Two weeks ago, Foreign Minister Ahmet Davutoğlu and his chief of staff met with Intelligence Chief Hakan Fidan and Gen. Yaşar Güler, Turkey's deputy joint chief. The country's leading security officials discussed plans to protect the tomb of Süleyman Shah, a Turkish enclave in Syria, against a possible attack by the Islamic State of Iraq and the Levant (ISIL). Several days ago, the contents of the secret meeting were leaked to social media outlets.
Without a doubt, the illegal recording and distribution of such classified material about a key national security threat established that recent efforts to dictate government policy through illegal wiretaps will not stop short of such extremes. As such, there is no doubt that releasing such sensitive information represents a violation of not only the law but also ethics.
There seems to be little doubt as to who the perpetrators are, as all evidence implicates controversial imam Fethullah Gülen and his disciples who did not go to great lengths to conceal their ties to blackmail politicians with illegal wiretaps since Dec.17. For the past two weeks, a number of Gülenist media personalities prophesized that the Turkish government may launch an attack against Syrian targets prior to the elections. Simultaneously, the main opposition Republican People's Party (CHP) leader warned the government at campaign events not to escalate tensions with the Syrian regime; only to insinuate that he knew about the sound recordings before they were leaked and celebrated the perpetrators as bureaucrats with a conscience.
Meanwhile, Gülenist media outlets helped spread the recordings while criticizing the administration based on the leaked information. To be sure, everything about the latest leak reminds observers of the Gülen network's past works: First, Gülenist media outlets bring up an issue out of the blue. Later, the main opposition party creates fertile ground for soonto- be-released illegal wiretaps. In light of the above, the Gülen network's repeated rejections of any involvement in the affair amount to hardly anything.
The Gülen Movement's attacks against the government since Dec. 17 raised serious questions about its credentials as merely a religious community and a civil organization. The latest scandal, however, openly jeopardized the movement's reputation as an advocate of the country's interests.
Furthermore, the Gülenists thus made it clear that they were willing to reduce themselves to nothing in the public eye for the sake of political power. They proved that national security comes second to hurting the administration.
Meanwhile, the Gülen Movement is hardly the sole perpetrator of this crime.
Various groups, including the CHP, adopted a notion of political debate and political opposition to shoulder the responsibility.
Similarly, all groups that contributed to the political arena's deprivation of all legitimacy are fundamentally responsible for the current situation.

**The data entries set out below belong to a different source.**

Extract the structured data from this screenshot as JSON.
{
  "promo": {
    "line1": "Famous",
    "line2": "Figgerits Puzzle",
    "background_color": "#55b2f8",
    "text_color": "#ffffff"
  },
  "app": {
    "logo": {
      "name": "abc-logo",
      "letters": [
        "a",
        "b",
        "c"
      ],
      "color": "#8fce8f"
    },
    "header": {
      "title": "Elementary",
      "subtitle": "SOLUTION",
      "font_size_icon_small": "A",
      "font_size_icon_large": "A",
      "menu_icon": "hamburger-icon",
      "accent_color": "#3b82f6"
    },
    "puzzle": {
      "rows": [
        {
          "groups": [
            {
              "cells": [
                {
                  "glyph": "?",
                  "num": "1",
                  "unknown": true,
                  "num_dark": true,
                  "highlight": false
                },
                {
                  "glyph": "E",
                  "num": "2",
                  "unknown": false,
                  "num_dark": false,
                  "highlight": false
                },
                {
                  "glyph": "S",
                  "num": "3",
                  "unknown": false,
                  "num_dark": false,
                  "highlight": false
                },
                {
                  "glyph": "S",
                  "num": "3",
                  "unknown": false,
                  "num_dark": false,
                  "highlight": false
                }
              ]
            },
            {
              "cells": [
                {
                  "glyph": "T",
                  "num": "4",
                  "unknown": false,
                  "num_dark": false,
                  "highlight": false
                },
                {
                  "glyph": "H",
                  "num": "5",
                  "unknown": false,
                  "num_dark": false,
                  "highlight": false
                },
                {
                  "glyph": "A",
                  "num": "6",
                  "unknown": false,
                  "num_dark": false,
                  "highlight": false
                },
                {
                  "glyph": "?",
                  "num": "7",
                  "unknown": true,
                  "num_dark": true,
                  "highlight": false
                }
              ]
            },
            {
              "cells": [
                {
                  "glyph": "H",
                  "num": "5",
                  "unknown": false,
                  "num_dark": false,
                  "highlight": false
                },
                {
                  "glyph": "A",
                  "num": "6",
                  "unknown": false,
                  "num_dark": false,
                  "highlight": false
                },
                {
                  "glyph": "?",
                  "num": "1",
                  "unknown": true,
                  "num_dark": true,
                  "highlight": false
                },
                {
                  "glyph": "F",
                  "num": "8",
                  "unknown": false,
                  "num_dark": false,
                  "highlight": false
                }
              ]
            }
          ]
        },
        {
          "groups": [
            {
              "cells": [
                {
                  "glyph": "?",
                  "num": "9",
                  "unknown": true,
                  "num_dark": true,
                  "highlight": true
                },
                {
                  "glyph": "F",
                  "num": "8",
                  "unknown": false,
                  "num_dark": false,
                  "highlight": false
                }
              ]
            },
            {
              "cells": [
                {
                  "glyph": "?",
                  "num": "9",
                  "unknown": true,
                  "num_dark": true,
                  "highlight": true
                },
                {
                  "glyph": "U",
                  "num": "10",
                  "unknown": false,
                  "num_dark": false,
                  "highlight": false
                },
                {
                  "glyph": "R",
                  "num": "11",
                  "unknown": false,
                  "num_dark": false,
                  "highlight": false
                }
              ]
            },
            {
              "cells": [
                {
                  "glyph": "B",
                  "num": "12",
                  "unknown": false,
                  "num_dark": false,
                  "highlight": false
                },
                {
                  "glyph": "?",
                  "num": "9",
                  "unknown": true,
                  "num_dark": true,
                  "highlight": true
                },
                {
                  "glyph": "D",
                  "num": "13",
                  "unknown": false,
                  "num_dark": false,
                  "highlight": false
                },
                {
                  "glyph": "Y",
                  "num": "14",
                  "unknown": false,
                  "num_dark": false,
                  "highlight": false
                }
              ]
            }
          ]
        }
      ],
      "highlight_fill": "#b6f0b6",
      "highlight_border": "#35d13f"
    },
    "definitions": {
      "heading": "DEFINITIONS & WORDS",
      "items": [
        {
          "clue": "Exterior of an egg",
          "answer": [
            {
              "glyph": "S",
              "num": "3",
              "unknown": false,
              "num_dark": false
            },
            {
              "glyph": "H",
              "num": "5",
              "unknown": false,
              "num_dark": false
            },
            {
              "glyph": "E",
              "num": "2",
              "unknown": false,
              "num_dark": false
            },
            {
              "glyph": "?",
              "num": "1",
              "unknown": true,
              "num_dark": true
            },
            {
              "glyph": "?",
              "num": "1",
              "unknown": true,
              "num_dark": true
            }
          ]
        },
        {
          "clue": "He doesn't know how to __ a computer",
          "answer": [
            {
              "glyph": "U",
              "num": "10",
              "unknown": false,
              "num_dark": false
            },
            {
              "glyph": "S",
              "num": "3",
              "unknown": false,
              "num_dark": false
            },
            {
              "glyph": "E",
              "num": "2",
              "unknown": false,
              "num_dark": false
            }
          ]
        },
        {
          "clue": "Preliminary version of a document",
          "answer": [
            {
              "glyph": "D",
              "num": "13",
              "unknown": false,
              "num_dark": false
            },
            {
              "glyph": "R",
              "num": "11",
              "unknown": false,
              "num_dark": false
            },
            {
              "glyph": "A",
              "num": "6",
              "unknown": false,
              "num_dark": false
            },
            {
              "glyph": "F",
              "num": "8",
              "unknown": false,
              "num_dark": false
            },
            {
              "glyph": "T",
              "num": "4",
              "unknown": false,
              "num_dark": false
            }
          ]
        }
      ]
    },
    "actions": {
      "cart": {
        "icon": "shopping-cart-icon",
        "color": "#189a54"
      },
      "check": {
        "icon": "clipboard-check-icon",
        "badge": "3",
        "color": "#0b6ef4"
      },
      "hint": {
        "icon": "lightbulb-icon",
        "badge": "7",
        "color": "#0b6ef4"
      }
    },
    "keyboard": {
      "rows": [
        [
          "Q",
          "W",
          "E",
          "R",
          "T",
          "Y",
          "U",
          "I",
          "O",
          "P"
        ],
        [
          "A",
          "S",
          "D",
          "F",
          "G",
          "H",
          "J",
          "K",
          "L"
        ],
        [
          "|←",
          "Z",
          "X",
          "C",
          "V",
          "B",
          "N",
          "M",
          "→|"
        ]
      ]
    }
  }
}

Over the past months, leftist intellectuals and the mainstream media determined the relevance of news stories based on their potential to hurt the administration as opposed to their legality and legitimacy.
Having cheered to leaked National Security Council documents, illegal en-masse wiretaps and unlawful raids against the National Intelligence Agency's humanitarian cargo trucks bound for Syria, many groups forgot to criticize the material on the basis of legality and legitimacy to effectively pave the way to the latest national security breach. Had politicians, media outlets and public opinion left aside their short-term interests to take a firm stand against the aforementioned developments, the latest scandal would clearly not have happened.
As such, the Gülen Movement clearly demonstrated that it is willing to commit treason in its campaign against the Turkish prime Minister by illegally recording and distributing the contents of a seniorlevel national security meeting. Furthermore, the situation at hand indicates that the opposition's complete disregard of legality and legitimacy has left the country on the verge of chaos.
In light of the above, public opinion and the courts will have no difficulty holding the Gülenists accountable for their actions.
The main problem for Turkey, however, is that political competition has long lost its moral compass as opposition to Mr. Erdoğan has become the sole guiding principle for many circles. As such, future efforts must concentrate on synchronizing the country's politics with the criteria of legality and legitimacy.